[[ MATERIAL PROVIDED, beginning ]]

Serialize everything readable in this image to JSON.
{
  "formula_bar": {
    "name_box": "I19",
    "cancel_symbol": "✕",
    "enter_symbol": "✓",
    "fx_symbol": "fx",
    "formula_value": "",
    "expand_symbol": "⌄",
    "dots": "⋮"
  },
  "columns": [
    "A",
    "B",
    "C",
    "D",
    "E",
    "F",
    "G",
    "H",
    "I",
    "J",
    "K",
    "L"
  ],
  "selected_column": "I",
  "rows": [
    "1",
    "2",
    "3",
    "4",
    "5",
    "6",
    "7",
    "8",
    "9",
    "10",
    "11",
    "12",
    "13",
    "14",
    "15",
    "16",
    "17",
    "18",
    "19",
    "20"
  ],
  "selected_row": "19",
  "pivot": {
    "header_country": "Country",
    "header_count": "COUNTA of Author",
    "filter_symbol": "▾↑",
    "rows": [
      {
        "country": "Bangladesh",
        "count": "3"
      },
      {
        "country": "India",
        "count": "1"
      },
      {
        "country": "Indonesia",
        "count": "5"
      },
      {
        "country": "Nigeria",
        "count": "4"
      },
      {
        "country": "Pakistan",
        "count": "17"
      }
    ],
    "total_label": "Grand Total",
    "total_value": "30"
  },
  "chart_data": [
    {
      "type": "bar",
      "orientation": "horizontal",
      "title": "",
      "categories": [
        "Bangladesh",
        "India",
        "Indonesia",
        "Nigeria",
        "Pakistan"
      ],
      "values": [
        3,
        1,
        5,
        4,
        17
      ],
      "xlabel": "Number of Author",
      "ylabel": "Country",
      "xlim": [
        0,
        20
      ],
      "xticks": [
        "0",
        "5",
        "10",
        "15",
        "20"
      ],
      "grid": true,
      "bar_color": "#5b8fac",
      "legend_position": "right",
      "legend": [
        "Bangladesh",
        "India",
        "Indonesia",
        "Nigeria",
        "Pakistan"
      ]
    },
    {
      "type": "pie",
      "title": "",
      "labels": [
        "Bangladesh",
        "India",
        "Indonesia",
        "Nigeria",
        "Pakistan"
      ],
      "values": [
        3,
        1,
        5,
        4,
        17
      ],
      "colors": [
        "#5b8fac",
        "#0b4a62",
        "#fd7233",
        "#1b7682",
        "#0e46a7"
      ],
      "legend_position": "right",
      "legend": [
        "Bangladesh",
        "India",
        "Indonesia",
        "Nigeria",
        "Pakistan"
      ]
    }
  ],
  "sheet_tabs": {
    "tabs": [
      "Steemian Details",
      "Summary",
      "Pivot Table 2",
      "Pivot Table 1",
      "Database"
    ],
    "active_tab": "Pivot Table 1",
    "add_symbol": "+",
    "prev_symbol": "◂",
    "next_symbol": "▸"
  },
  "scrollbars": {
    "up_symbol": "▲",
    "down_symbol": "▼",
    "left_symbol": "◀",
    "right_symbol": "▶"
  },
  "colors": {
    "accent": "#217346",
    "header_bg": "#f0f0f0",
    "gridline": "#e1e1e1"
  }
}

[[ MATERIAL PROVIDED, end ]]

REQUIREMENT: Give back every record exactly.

WRITTEN RESPONSE:
Serialize everything readable in this image to JSON.
{
  "formula_bar": {
    "name_box": "I19",
    "cancel_symbol": "✕",
    "enter_symbol": "✓",
    "fx_symbol": "fx",
    "formula_value": "",
    "expand_symbol": "⌄",
    "dots": "⋮"
  },
  "columns": [
    "A",
    "B",
    "C",
    "D",
    "E",
    "F",
    "G",
    "H",
    "I",
    "J",
    "K",
    "L"
  ],
  "selected_column": "I",
  "rows": [
    "1",
    "2",
    "3",
    "4",
    "5",
    "6",
    "7",
    "8",
    "9",
    "10",
    "11",
    "12",
    "13",
    "14",
    "15",
    "16",
    "17",
    "18",
    "19",
    "20"
  ],
  "selected_row": "19",
  "pivot": {
    "header_country": "Country",
    "header_count": "COUNTA of Author",
    "filter_symbol": "▾↑",
    "rows": [
      {
        "country": "Bangladesh",
        "count": "3"
      },
      {
        "country": "India",
        "count": "1"
      },
      {
        "country": "Indonesia",
        "count": "5"
      },
      {
        "country": "Nigeria",
        "count": "4"
      },
      {
        "country": "Pakistan",
        "count": "17"
      }
    ],
    "total_label": "Grand Total",
    "total_value": "30"
  },
  "chart_data": [
    {
      "type": "bar",
      "orientation": "horizontal",
      "title": "",
      "categories": [
        "Bangladesh",
        "India",
        "Indonesia",
        "Nigeria",
        "Pakistan"
      ],
      "values": [
        3,
        1,
        5,
        4,
        17
      ],
      "xlabel": "Number of Author",
      "ylabel": "Country",
      "xlim": [
        0,
        20
      ],
      "xticks": [
        "0",
        "5",
        "10",
        "15",
        "20"
      ],
      "grid": true,
      "bar_color": "#5b8fac",
      "legend_position": "right",
      "legend": [
        "Bangladesh",
        "India",
        "Indonesia",
        "Nigeria",
        "Pakistan"
      ]
    },
    {
      "type": "pie",
      "title": "",
      "labels": [
        "Bangladesh",
        "India",
        "Indonesia",
        "Nigeria",
        "Pakistan"
      ],
      "values": [
        3,
        1,
        5,
        4,
        17
      ],
      "colors": [
        "#5b8fac",
        "#0b4a62",
        "#fd7233",
        "#1b7682",
        "#0e46a7"
      ],
      "legend_position": "right",
      "legend": [
        "Bangladesh",
        "India",
        "Indonesia",
        "Nigeria",
        "Pakistan"
      ]
    }
  ],
  "sheet_tabs": {
    "tabs": [
      "Steemian Details",
      "Summary",
      "Pivot Table 2",
      "Pivot Table 1",
      "Database"
    ],
    "active_tab": "Pivot Table 1",
    "add_symbol": "+",
    "prev_symbol": "◂",
    "next_symbol": "▸"
  },
  "scrollbars": {
    "up_symbol": "▲",
    "down_symbol": "▼",
    "left_symbol": "◀",
    "right_symbol": "▶"
  },
  "colors": {
    "accent": "#217346",
    "header_bg": "#f0f0f0",
    "gridline": "#e1e1e1"
  }
}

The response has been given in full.